• _Your goal_
Give back exactly the lines from the one containing "Transcribe this image's" through the end of the records, including both, and no others.

Records drawn from a dataset
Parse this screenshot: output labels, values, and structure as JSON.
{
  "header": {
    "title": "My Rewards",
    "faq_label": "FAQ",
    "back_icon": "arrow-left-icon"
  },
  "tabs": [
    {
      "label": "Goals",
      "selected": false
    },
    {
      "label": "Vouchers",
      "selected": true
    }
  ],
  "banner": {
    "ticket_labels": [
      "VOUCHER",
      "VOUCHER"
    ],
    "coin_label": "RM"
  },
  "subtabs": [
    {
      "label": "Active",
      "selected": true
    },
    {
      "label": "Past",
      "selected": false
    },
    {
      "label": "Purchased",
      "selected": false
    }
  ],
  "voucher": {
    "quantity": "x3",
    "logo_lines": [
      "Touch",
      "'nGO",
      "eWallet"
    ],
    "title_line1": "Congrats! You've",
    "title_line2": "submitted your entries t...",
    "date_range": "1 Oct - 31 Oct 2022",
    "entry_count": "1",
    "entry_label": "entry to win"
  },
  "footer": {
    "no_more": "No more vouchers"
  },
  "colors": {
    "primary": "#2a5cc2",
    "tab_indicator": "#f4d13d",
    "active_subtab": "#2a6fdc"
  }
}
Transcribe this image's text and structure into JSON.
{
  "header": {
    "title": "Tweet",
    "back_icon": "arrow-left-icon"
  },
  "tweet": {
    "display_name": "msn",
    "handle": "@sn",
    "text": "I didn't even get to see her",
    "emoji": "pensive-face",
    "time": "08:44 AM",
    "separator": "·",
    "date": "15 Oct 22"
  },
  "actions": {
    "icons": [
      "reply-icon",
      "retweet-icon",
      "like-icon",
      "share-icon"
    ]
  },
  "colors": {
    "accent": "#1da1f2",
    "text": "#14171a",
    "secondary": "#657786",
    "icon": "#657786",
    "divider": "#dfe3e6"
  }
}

• _Written response_
Transcribe this image's text and structure into JSON.
{
  "header": {
    "title": "Tweet",
    "back_icon": "arrow-left-icon"
  },
  "tweet": {
    "display_name": "msn",
    "handle": "@sn",
    "text": "I didn't even get to see her",
    "emoji": "pensive-face",
    "time": "08:44 AM",
    "separator": "·",
    "date": "15 Oct 22"
  },
  "actions": {
    "icons": [
      "reply-icon",
      "retweet-icon",
      "like-icon",
      "share-icon"
    ]
  },
  "colors": {
    "accent": "#1da1f2",
    "text": "#14171a",
    "secondary": "#657786",
    "icon": "#657786",
    "divider": "#dfe3e6"
  }
}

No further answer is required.